++++ PROVIDED MATERIAL

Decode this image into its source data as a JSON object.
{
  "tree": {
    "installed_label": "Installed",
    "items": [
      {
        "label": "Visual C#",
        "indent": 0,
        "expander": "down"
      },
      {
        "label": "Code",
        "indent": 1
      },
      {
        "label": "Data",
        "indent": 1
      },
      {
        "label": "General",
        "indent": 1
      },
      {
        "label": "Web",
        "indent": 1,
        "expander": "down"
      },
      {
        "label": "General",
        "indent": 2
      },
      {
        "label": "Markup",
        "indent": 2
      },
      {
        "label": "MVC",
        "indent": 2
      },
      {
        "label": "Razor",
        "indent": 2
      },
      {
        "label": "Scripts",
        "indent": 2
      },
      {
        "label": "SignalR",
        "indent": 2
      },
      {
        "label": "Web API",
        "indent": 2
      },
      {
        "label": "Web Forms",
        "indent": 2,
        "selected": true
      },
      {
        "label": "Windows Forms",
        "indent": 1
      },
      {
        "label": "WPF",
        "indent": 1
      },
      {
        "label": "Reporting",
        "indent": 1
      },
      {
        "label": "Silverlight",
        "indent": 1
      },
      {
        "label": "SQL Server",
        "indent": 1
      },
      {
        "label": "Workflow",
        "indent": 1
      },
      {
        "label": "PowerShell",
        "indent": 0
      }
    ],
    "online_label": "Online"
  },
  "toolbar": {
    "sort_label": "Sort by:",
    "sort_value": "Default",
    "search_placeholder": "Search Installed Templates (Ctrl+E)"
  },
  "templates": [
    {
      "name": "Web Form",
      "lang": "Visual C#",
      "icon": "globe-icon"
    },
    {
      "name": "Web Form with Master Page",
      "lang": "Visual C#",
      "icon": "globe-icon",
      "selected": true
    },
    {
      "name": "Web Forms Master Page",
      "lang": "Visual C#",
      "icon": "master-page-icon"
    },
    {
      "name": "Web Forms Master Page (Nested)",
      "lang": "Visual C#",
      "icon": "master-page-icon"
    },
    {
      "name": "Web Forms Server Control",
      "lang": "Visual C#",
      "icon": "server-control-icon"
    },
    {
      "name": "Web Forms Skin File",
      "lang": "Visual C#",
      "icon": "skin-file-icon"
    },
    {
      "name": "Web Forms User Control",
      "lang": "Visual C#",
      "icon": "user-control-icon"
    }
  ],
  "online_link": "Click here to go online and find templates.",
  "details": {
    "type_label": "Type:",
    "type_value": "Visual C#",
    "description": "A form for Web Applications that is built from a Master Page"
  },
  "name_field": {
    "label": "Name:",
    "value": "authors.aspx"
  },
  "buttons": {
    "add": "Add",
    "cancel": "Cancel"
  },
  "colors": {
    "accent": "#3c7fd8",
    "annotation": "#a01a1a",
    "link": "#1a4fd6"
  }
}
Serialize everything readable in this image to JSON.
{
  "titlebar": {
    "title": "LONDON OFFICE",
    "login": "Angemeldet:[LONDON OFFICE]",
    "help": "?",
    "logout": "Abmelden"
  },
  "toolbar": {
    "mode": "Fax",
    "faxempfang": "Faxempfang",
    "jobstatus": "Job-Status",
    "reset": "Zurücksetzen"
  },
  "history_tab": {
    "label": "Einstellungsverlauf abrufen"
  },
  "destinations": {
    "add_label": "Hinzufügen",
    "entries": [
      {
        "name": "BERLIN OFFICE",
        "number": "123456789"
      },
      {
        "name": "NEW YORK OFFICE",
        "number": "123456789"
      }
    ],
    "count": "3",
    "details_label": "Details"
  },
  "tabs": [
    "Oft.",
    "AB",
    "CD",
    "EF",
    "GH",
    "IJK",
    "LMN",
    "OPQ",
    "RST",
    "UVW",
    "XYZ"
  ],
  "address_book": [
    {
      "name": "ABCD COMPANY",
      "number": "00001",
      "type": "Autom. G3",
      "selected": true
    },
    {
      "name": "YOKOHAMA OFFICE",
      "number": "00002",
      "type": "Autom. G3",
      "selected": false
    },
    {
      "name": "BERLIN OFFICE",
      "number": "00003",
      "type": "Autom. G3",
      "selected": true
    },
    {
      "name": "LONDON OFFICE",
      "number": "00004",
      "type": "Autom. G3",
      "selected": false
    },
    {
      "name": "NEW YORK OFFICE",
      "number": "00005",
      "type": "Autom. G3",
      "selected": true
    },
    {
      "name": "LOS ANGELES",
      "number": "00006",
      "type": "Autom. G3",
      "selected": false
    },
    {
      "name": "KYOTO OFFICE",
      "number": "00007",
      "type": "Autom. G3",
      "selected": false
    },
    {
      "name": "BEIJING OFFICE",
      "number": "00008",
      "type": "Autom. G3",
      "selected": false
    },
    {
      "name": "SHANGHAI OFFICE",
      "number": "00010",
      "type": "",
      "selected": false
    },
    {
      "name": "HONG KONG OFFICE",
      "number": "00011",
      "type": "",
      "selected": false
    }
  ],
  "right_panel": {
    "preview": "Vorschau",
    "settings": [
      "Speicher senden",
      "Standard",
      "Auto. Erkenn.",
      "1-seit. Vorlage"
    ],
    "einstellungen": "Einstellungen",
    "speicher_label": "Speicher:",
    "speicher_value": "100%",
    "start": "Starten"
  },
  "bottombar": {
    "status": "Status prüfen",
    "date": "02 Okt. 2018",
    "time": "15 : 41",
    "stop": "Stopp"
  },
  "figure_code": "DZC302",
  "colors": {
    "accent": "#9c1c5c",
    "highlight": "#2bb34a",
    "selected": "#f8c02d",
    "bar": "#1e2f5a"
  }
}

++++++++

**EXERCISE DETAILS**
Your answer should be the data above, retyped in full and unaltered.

**EXERCISE ANSWER**
Decode this image into its source data as a JSON object.
{
  "tree": {
    "installed_label": "Installed",
    "items": [
      {
        "label": "Visual C#",
        "indent": 0,
        "expander": "down"
      },
      {
        "label": "Code",
        "indent": 1
      },
      {
        "label": "Data",
        "indent": 1
      },
      {
        "label": "General",
        "indent": 1
      },
      {
        "label": "Web",
        "indent": 1,
        "expander": "down"
      },
      {
        "label": "General",
        "indent": 2
      },
      {
        "label": "Markup",
        "indent": 2
      },
      {
        "label": "MVC",
        "indent": 2
      },
      {
        "label": "Razor",
        "indent": 2
      },
      {
        "label": "Scripts",
        "indent": 2
      },
      {
        "label": "SignalR",
        "indent": 2
      },
      {
        "label": "Web API",
        "indent": 2
      },
      {
        "label": "Web Forms",
        "indent": 2,
        "selected": true
      },
      {
        "label": "Windows Forms",
        "indent": 1
      },
      {
        "label": "WPF",
        "indent": 1
      },
      {
        "label": "Reporting",
        "indent": 1
      },
      {
        "label": "Silverlight",
        "indent": 1
      },
      {
        "label": "SQL Server",
        "indent": 1
      },
      {
        "label": "Workflow",
        "indent": 1
      },
      {
        "label": "PowerShell",
        "indent": 0
      }
    ],
    "online_label": "Online"
  },
  "toolbar": {
    "sort_label": "Sort by:",
    "sort_value": "Default",
    "search_placeholder": "Search Installed Templates (Ctrl+E)"
  },
  "templates": [
    {
      "name": "Web Form",
      "lang": "Visual C#",
      "icon": "globe-icon"
    },
    {
      "name": "Web Form with Master Page",
      "lang": "Visual C#",
      "icon": "globe-icon",
      "selected": true
    },
    {
      "name": "Web Forms Master Page",
      "lang": "Visual C#",
      "icon": "master-page-icon"
    },
    {
      "name": "Web Forms Master Page (Nested)",
      "lang": "Visual C#",
      "icon": "master-page-icon"
    },
    {
      "name": "Web Forms Server Control",
      "lang": "Visual C#",
      "icon": "server-control-icon"
    },
    {
      "name": "Web Forms Skin File",
      "lang": "Visual C#",
      "icon": "skin-file-icon"
    },
    {
      "name": "Web Forms User Control",
      "lang": "Visual C#",
      "icon": "user-control-icon"
    }
  ],
  "online_link": "Click here to go online and find templates.",
  "details": {
    "type_label": "Type:",
    "type_value": "Visual C#",
    "description": "A form for Web Applications that is built from a Master Page"
  },
  "name_field": {
    "label": "Name:",
    "value": "authors.aspx"
  },
  "buttons": {
    "add": "Add",
    "cancel": "Cancel"
  },
  "colors": {
    "accent": "#3c7fd8",
    "annotation": "#a01a1a",
    "link": "#1a4fd6"
  }
}
Serialize everything readable in this image to JSON.
{
  "titlebar": {
    "title": "LONDON OFFICE",
    "login": "Angemeldet:[LONDON OFFICE]",
    "help": "?",
    "logout": "Abmelden"
  },
  "toolbar": {
    "mode": "Fax",
    "faxempfang": "Faxempfang",
    "jobstatus": "Job-Status",
    "reset": "Zurücksetzen"
  },
  "history_tab": {
    "label": "Einstellungsverlauf abrufen"
  },
  "destinations": {
    "add_label": "Hinzufügen",
    "entries": [
      {
        "name": "BERLIN OFFICE",
        "number": "123456789"
      },
      {
        "name": "NEW YORK OFFICE",
        "number": "123456789"
      }
    ],
    "count": "3",
    "details_label": "Details"
  },
  "tabs": [
    "Oft.",
    "AB",
    "CD",
    "EF",
    "GH",
    "IJK",
    "LMN",
    "OPQ",
    "RST",
    "UVW",
    "XYZ"
  ],
  "address_book": [
    {
      "name": "ABCD COMPANY",
      "number": "00001",
      "type": "Autom. G3",
      "selected": true
    },
    {
      "name": "YOKOHAMA OFFICE",
      "number": "00002",
      "type": "Autom. G3",
      "selected": false
    },
    {
      "name": "BERLIN OFFICE",
      "number": "00003",
      "type": "Autom. G3",
      "selected": true
    },
    {
      "name": "LONDON OFFICE",
      "number": "00004",
      "type": "Autom. G3",
      "selected": false
    },
    {
      "name": "NEW YORK OFFICE",
      "number": "00005",
      "type": "Autom. G3",
      "selected": true
    },
    {
      "name": "LOS ANGELES",
      "number": "00006",
      "type": "Autom. G3",
      "selected": false
    },
    {
      "name": "KYOTO OFFICE",
      "number": "00007",
      "type": "Autom. G3",
      "selected": false
    },
    {
      "name": "BEIJING OFFICE",
      "number": "00008",
      "type": "Autom. G3",
      "selected": false
    },
    {
      "name": "SHANGHAI OFFICE",
      "number": "00010",
      "type": "",
      "selected": false
    },
    {
      "name": "HONG KONG OFFICE",
      "number": "00011",
      "type": "",
      "selected": false
    }
  ],
  "right_panel": {
    "preview": "Vorschau",
    "settings": [
      "Speicher senden",
      "Standard",
      "Auto. Erkenn.",
      "1-seit. Vorlage"
    ],
    "einstellungen": "Einstellungen",
    "speicher_label": "Speicher:",
    "speicher_value": "100%",
    "start": "Starten"
  },
  "bottombar": {
    "status": "Status prüfen",
    "date": "02 Okt. 2018",
    "time": "15 : 41",
    "stop": "Stopp"
  },
  "figure_code": "DZC302",
  "colors": {
    "accent": "#9c1c5c",
    "highlight": "#2bb34a",
    "selected": "#f8c02d",
    "bar": "#1e2f5a"
  }
}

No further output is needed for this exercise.